:: Work item ::
The reply must consist of the entire listing, reproduced exactly.

:: Source data ::
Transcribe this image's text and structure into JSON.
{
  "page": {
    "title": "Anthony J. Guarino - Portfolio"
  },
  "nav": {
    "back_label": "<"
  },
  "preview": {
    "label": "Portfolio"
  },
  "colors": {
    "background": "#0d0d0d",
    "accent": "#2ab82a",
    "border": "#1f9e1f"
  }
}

:: Written solution ::
Transcribe this image's text and structure into JSON.
{
  "page": {
    "title": "Anthony J. Guarino - Portfolio"
  },
  "nav": {
    "back_label": "<"
  },
  "preview": {
    "label": "Portfolio"
  },
  "colors": {
    "background": "#0d0d0d",
    "accent": "#2ab82a",
    "border": "#1f9e1f"
  }
}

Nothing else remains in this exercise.